What you should do → Look for the string "projects" in the material below. Copy every line where you find it.

=== Begin Enclosure ===

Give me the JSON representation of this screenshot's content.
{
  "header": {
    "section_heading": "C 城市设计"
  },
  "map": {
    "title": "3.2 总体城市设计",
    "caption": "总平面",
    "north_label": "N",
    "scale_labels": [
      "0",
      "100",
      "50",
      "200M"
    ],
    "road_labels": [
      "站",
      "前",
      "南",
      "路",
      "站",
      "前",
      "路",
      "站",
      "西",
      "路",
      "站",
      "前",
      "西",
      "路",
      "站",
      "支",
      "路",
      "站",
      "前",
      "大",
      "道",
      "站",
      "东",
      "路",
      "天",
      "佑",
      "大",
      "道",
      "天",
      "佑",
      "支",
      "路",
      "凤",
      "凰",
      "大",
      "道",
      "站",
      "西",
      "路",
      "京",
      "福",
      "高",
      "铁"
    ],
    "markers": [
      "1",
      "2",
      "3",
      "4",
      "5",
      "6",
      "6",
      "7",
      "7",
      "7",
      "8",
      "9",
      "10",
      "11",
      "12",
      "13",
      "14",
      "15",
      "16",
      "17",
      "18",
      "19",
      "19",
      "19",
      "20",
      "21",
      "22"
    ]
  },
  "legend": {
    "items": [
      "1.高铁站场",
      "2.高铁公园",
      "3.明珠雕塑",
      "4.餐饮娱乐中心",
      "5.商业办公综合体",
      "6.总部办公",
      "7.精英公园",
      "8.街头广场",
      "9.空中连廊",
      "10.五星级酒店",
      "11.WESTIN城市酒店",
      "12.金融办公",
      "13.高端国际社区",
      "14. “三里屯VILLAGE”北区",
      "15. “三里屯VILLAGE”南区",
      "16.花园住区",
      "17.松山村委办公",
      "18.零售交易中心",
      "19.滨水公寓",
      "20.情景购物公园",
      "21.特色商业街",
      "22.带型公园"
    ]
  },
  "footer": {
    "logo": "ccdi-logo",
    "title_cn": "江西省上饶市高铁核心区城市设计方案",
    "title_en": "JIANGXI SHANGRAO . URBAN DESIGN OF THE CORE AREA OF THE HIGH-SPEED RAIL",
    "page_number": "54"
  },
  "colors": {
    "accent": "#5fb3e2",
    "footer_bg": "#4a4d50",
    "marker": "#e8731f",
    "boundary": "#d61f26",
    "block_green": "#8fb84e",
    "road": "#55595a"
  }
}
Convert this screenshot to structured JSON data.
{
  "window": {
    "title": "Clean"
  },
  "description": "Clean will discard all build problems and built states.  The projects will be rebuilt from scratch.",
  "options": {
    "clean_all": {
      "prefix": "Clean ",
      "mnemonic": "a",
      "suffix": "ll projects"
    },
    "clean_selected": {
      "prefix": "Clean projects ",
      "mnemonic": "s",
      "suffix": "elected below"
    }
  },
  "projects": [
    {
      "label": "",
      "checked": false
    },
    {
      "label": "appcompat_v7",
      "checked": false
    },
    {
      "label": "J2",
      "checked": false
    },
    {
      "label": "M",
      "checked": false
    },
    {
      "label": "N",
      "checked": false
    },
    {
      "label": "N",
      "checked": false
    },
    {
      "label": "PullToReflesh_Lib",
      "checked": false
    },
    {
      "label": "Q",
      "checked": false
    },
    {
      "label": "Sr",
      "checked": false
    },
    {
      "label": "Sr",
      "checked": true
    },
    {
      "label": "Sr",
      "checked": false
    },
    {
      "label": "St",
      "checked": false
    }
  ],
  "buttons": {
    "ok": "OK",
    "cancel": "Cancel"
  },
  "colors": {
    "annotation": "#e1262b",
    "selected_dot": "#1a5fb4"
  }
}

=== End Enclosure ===

Written response →
  "description": "Clean will discard all build problems and built states.  The projects will be rebuilt from scratch.",
      "suffix": "ll projects"
      "prefix": "Clean projects ",
  "projects": [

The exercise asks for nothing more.